Nearly two decades ago, I had the opportunity to spend the summer in the beautiful town of Cuenca, Ecuador volunteering in a relatively small orphanage that was cared for by a handful of Catholic nuns. That brief experience left a lasting impression on my heart.
I was unprepared for the emotions that would wrench my heart when I walked up the stairs to the second level of the orphanage where the nursery was. The walls and floors were clean but barren which accentuated the feeling of loneliness. I was in my early twenties, and my heart knew very little about the pain and suffering of others. As I walked into that quiet nursery, I found myself drowning in my emotions unable to find the surface to breathe again. Five long neat rows of cribs filled the room, each holding a tiny infant laying perfectly still. Seldom would you hear them cry, and that was perhaps the most heartbreaking sound, the silence.
The responsibilities of the orphanage rested upon the shoulders of the few nuns living there and a couple of employees. It was them who carried the tremendous responsibility to care for these children. Time heartlessly forced them to become efficient at providing the basic needs. The essential tasks of feeding and changing each of the infants were time-consuming. But there was also the laundry and the food preparation that demanded the daily attention of these caregivers. There was not enough time to hold each child and look into their eyes lovingly while telling them a story or singing them a song. No time to sit and hold them close while rocking them to sleep. Time robbed these innocent children from the opportunity to receive meaningful, loving connections, and because of that, they learned not to cry when they were hungry or tired or when they wanted to feel loved. And so they would lay there awake and silent. Many of their heads were misshapen from laying in the same position day after day. They had plenty to eat and a warm place to sleep, yet they were underdeveloped.
That is except for one child.
There was this one little boy that one of the nuns favored. I’d watch her as she’d finished all her tasks, and having just a few minutes to spare she’d walk over to the crib of this little boy and gently pick him up. She would smile and gaze at him talking to him as she looked into his eyes. She’d hold him close for a few moments and then place him back in his crib. And that was it. All the children received the same care that he did except for those few brief moments he had with the nun. And that made all the difference. He was noticeably bigger and healthier than all the other children. He was more alert and happy.
Meaningful connections with others play a significant role in our ability to live meaningful lives. Relationships have the power to enrich our lives. Those little children in Cuenca are not the only ones whose emotional well being is at risk due to a lack of meaningful connections.

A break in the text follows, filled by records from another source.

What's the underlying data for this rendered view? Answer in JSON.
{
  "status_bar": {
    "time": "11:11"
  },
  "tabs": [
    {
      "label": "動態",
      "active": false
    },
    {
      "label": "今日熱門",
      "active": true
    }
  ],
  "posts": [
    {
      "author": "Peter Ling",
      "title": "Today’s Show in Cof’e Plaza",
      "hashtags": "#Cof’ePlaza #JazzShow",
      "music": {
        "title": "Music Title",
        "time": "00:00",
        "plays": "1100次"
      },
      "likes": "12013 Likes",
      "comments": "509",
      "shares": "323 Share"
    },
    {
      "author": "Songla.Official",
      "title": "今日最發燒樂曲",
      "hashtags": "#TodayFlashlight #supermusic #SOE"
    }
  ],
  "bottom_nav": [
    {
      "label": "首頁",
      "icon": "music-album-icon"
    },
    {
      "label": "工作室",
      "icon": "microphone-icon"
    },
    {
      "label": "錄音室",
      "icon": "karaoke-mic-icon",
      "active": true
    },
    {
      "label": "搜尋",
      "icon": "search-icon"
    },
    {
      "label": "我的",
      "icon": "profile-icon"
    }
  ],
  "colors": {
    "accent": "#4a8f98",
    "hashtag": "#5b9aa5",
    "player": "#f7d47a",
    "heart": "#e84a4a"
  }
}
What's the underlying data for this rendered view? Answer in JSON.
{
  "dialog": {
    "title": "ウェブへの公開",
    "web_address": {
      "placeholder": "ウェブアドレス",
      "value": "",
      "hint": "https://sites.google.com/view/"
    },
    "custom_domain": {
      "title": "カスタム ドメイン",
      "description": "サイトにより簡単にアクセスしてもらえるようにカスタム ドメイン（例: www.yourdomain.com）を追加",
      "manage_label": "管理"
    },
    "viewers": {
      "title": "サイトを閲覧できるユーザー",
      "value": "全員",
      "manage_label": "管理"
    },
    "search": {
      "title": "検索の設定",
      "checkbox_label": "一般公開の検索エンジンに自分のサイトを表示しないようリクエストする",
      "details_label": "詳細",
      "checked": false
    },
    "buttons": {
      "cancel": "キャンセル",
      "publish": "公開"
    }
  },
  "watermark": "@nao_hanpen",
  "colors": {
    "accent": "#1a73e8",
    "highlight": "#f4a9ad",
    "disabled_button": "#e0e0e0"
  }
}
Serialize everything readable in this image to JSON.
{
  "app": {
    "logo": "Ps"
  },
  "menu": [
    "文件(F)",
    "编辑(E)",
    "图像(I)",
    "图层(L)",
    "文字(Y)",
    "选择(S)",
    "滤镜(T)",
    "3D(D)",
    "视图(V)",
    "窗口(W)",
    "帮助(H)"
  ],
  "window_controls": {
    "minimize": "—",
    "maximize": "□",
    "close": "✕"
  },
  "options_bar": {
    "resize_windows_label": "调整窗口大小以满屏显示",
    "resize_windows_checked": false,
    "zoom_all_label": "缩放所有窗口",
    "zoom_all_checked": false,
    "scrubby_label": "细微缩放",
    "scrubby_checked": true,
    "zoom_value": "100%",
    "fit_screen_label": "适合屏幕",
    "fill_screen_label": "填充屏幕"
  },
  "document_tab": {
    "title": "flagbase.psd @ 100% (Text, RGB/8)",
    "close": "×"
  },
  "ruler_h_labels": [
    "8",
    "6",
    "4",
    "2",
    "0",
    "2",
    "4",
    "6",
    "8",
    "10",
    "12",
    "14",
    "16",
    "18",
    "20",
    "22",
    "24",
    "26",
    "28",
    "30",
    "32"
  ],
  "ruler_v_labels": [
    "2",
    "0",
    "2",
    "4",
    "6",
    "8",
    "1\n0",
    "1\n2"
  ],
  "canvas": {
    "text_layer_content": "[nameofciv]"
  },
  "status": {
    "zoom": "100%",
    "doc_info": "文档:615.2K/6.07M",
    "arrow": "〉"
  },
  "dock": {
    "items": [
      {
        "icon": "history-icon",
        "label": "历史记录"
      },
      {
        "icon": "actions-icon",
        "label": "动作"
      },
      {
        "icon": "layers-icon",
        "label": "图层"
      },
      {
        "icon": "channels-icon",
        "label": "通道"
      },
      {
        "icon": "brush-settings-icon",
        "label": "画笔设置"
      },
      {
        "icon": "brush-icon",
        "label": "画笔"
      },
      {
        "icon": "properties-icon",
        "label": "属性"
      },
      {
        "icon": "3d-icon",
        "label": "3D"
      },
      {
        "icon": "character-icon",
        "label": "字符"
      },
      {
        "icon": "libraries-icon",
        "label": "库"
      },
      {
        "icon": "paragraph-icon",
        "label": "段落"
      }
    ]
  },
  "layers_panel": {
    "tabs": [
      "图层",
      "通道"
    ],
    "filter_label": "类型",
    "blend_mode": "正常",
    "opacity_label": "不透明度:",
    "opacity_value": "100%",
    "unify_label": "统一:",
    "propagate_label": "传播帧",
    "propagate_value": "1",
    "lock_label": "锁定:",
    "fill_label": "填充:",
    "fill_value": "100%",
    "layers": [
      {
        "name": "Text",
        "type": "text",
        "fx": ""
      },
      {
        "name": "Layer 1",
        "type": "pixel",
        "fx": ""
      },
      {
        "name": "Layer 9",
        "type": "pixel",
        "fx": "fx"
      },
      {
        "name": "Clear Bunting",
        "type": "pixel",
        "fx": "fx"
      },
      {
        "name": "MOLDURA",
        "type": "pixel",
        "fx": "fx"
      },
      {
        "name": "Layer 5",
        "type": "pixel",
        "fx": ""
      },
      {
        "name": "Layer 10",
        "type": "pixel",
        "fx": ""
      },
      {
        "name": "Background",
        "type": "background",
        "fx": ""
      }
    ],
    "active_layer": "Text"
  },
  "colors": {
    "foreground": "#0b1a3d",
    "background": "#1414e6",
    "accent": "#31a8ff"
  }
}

Ironically, we live in a day and age when connections are more “accessible,” yet we are experiencing more disconnect in our relationships. On my bookshelf, I have a stack of old envelopes that at one time held the handwritten letters written by my Grandma and Grandpa Stephens. At the time grandpa was working in New York, and grandma was home in Utah with their young children. Phone calls were expensive, and so they used handwritten letters to stay connected. I’m not sure how much time elapsed between the time they placed their letter in the mailbox until it arrived in the hands of their spouse, but it must have been at least a week. Today we are privileged to have greater access to those we love regardless of the miles and other obstacles that may separate us. A few years ago, my parents lived in Moldova for a year and a half, and even though they were on the other side of the world, we could talk and see them on a regular basis due to the miracle of modern technology. But this power works both ways. It can connect us with others but it also has the dangerous ability to disconnect us from those we love. Social media and modern technology are powerful, but the responsibility lies within to decide how we will use that power. How we use technology determines if it will be a productive or destructive force in our lives.